“Research has already shown that facial recognition technology has significant difficulty identifying and recognizing African-American faces, leading to an unacceptable bias against these communities across the nation. Having one of the largest African American populations in the country, Detroit is no exception,” said Robinson. “It is completely unconscionable to ask our families to sacrifice our freedoms for a policy that has the potential to put so many residents at risk. My bill will combat this by preventing law enforcement from using inherently flawed facial recognition software to analyze and identify people. We must reverse the dangerous trend of using technology that intrudes on our privacy and violates our Fourth Amendment rights.”

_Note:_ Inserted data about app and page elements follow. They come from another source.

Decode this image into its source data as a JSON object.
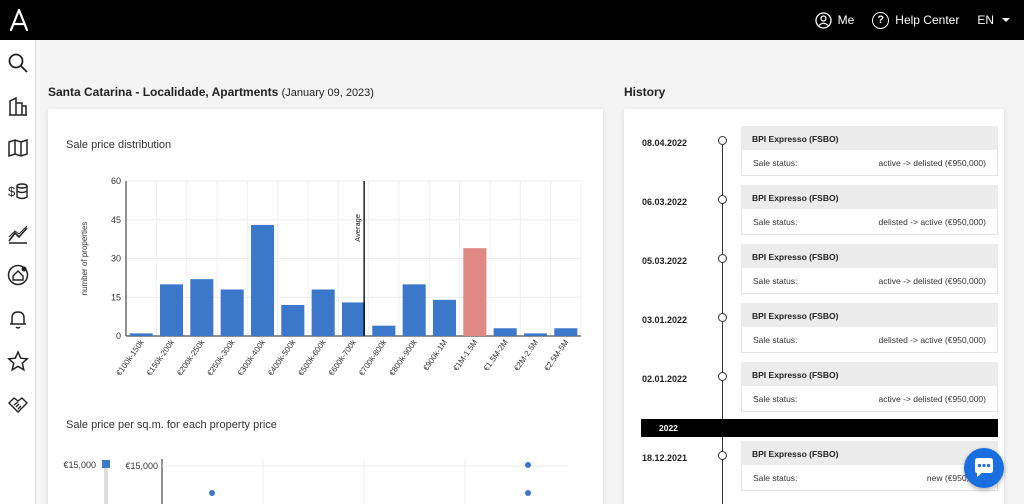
{
  "topbar": {
    "me_label": "Me",
    "help_label": "Help Center",
    "lang_label": "EN"
  },
  "sidebar": {
    "items": [
      "search-icon",
      "buildings-icon",
      "map-icon",
      "valuation-icon",
      "trends-icon",
      "home-alert-icon",
      "bell-icon",
      "star-icon",
      "handshake-icon"
    ]
  },
  "header": {
    "title": "Santa Catarina - Localidade, Apartments",
    "date": "(January 09, 2023)"
  },
  "history_title": "History",
  "chart1": {
    "title": "Sale price distribution",
    "chart_data": {
      "type": "bar",
      "categories": [
        "€100k-150k",
        "€150k-200k",
        "€200k-250k",
        "€250k-300k",
        "€300k-400k",
        "€400k-500k",
        "€500k-600k",
        "€600k-700k",
        "€700k-800k",
        "€800k-900k",
        "€900k-1M",
        "€1M-1.5M",
        "€1.5M-2M",
        "€2M-2.5M",
        "€2.5M-5M"
      ],
      "values": [
        1,
        20,
        22,
        18,
        43,
        12,
        18,
        13,
        4,
        20,
        14,
        34,
        3,
        1,
        3
      ],
      "highlight_index": 11,
      "ylabel": "number of properties",
      "ylim": [
        0,
        60
      ],
      "yticks": [
        "0",
        "15",
        "30",
        "45",
        "60"
      ],
      "average_label": "Average",
      "average_position": "between €600k-700k and €700k-800k",
      "bar_color": "#3b78c9",
      "highlight_color": "#df8884",
      "grid": true
    }
  },
  "chart2": {
    "title": "Sale price per sq.m. for each property price",
    "slider_label": "€15,000",
    "y_top_label": "€15,000"
  },
  "history": {
    "entries": [
      {
        "date": "08.04.2022",
        "source": "BPI Expresso (FSBO)",
        "status_label": "Sale status:",
        "status_value": "active -> delisted (€950,000)"
      },
      {
        "date": "06.03.2022",
        "source": "BPI Expresso (FSBO)",
        "status_label": "Sale status:",
        "status_value": "delisted -> active (€950,000)"
      },
      {
        "date": "05.03.2022",
        "source": "BPI Expresso (FSBO)",
        "status_label": "Sale status:",
        "status_value": "active -> delisted (€950,000)"
      },
      {
        "date": "03.01.2022",
        "source": "BPI Expresso (FSBO)",
        "status_label": "Sale status:",
        "status_value": "delisted -> active (€950,000)"
      },
      {
        "date": "02.01.2022",
        "source": "BPI Expresso (FSBO)",
        "status_label": "Sale status:",
        "status_value": "active -> delisted (€950,000)"
      },
      {
        "date": "18.12.2021",
        "source": "BPI Expresso (FSBO)",
        "status_label": "Sale status:",
        "status_value": "new (€950,000)"
      }
    ],
    "year_divider": "2022"
  },
  "colors": {
    "topbar": "#000000",
    "accent": "#3b78c9",
    "highlight": "#df8884",
    "chat": "#1a6fe0"
  }
}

HB 4810 will prevent the use of facial recognition software to obtain warrants or otherwise enforce the law. The prohibition includes footage obtained from surveillance cameras, unmanned aircraft, body cameras, and street and traffic light cameras. The bill was co-sponsored by state Reps. Sherry Gay-Dagnogo (D-Detroit) and Jewell Jones (D-Inkster).